Teenagers are obnoxious, right? Rude, selfish, little creatures that think they know everything better than everyone. This is what the British right-wing papers would certainly have you believe. While I can’t vouch for UK teenagers (although they seem pretty harmless on the whole to me), I can say that the Argentinian teenagers we met blew this conception out of the water and gave me hope in teenagekind.
Volunteering with Cloudhead
We met said teenagers while volunteering with Cloudhead Art, an amazing arts organisation in Salta
. Cloudhead run various different projects in and around Salta, mostly focusing on teaching media skills to under-served youngsters. We helped with a project in Barrio Solidaridad, a poorer neighbourhood in Salta where many people go without electricity and crime rates are high. Cloudhead is running a project with a group of teenagers there, teaching them skills such as photography and Photoshop. It’s part of a wider Adobe Youth Voices program that aims to help young people voice their opinions.
We helped out towards the beginning of the project, at the brainstorming stage. The group were being encouraged to think about what they wanted to focus on – a photography exhibition, a film, an animation – and what that would be about.
Thinking about yourself and your life
They were asked to complete the following sentences, and then draw their representation of them in a storyboard:
- People say I…
- In my youth I struggled with…
- I wish I could give voice to…

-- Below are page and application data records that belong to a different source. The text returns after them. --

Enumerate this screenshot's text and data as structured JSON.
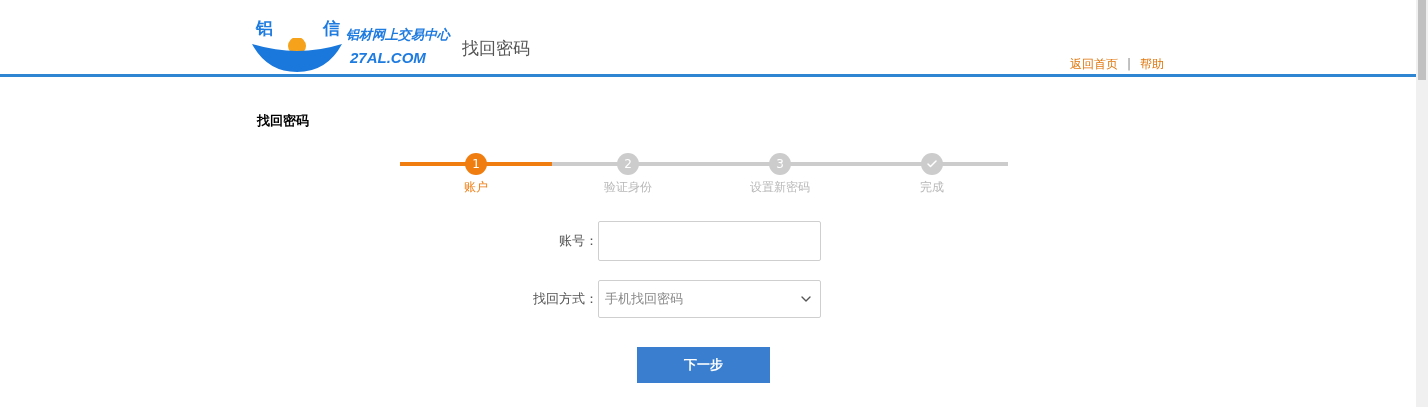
{
  "header": {
    "logo": {
      "char_left": "铝",
      "char_right": "信",
      "name": "铝材网上交易中心",
      "domain": "27AL.COM"
    },
    "title": "找回密码",
    "links": [
      {
        "label": "返回首页"
      },
      {
        "label": "帮助"
      }
    ],
    "separator": "|"
  },
  "section_title": "找回密码",
  "steps": [
    {
      "kind": "number",
      "number": "1",
      "label": "账户",
      "selected": true
    },
    {
      "kind": "number",
      "number": "2",
      "label": "验证身份",
      "selected": false
    },
    {
      "kind": "number",
      "number": "3",
      "label": "设置新密码",
      "selected": false
    },
    {
      "kind": "check",
      "label": "完成",
      "selected": false
    }
  ],
  "form": {
    "account_label": "账号：",
    "method_label": "找回方式：",
    "method_value": "手机找回密码",
    "submit": "下一步"
  }
}
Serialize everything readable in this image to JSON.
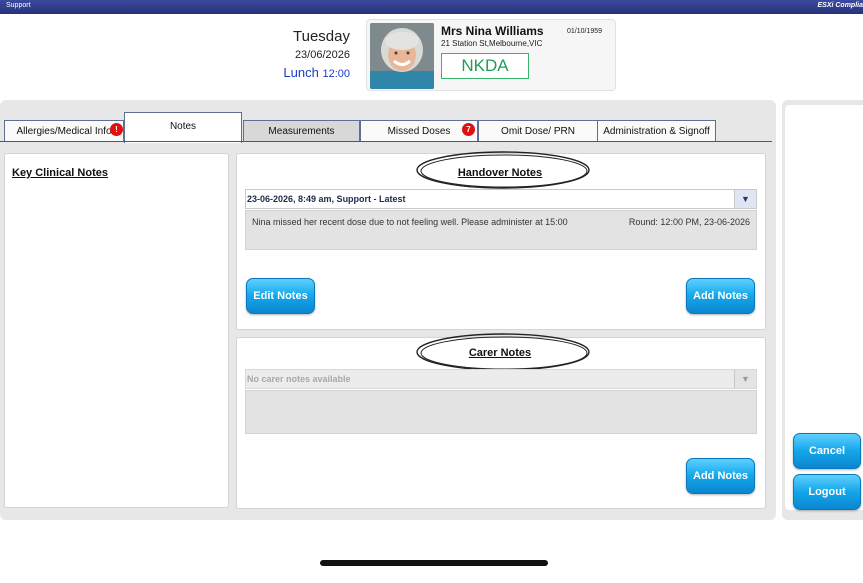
{
  "titlebar": {
    "left": "Support",
    "right": "ESXi Complia"
  },
  "header": {
    "day": "Tuesday",
    "date": "23/06/2026",
    "meal": "Lunch",
    "meal_time": "12:00"
  },
  "patient": {
    "name": "Mrs Nina Williams",
    "dob": "01/10/1959",
    "address": "21 Station St,Melbourne,VIC",
    "allergy_status": "NKDA"
  },
  "tabs": [
    {
      "label": "Allergies/Medical Info",
      "badge": "!"
    },
    {
      "label": "Notes"
    },
    {
      "label": "Measurements"
    },
    {
      "label": "Missed Doses",
      "badge": "7"
    },
    {
      "label": "Omit Dose/ PRN"
    },
    {
      "label": "Administration & Signoff"
    }
  ],
  "key_clinical": {
    "title": "Key Clinical Notes"
  },
  "handover": {
    "title": "Handover Notes",
    "selected": "23-06-2026, 8:49 am, Support - Latest",
    "note_text": "Nina missed her recent dose due to not feeling well. Please administer at 15:00",
    "note_round": "Round: 12:00 PM, 23-06-2026",
    "edit_label": "Edit Notes",
    "add_label": "Add Notes"
  },
  "carer": {
    "title": "Carer Notes",
    "placeholder": "No carer notes available",
    "add_label": "Add Notes"
  },
  "actions": {
    "cancel": "Cancel",
    "logout": "Logout"
  },
  "icons": {
    "dropdown": "chevron-down-icon"
  },
  "colors": {
    "accent": "#14a6ea",
    "badge": "#e01010",
    "nkda": "#1f9e56",
    "meal": "#1a3cc7"
  }
}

- I create…
- My community is…
- We can change…
This is where the surprises came in. The kids’ answers showed a sensitivity and generosity not typically expected of teens. They were upset about drug problems and violence in their community, but talked of how close-knit and generous that community was. Best of all, they really seemed to believe they could change things – they had hope in the future.
Be the change you want to see in the world
I talked to one 14-year-old girl who wrote “We can change everything, but we have to start with ourselves.” She explained that you can’t change anything unless you first change yourself. This showed a wisdom that I think a lot of people lack – we have grand ideas of how to improve society but struggle most with changing our own behaviours.
The girl’s sentiment was repeated in others’ responses, and together they seemed to have a vision of a world free from injustice, and with strong community values – quite the opposite of a selfish response.
We enjoyed every moment working with the group from Barrio Solidaridad and were inspired by their positive vision. We can’t wait to see what project they’ll come up with.
For the record, these were our responses to the questions:
- People say I am brave.
- In my youth I struggled with trying to fit in.
- I wish I could give voice to the planet.
- My community is the universe.
- We can change our reality.
- People say I when they could say we
- In my youth I struggled with finding my centre
- I wish I could give voice to the trees
- I create so I don’t go insane
- My community is (best just look at the picture he drew!)
- We can change everything except the fact of change itself.
What are yours? Share them in the comments. We’d love to know.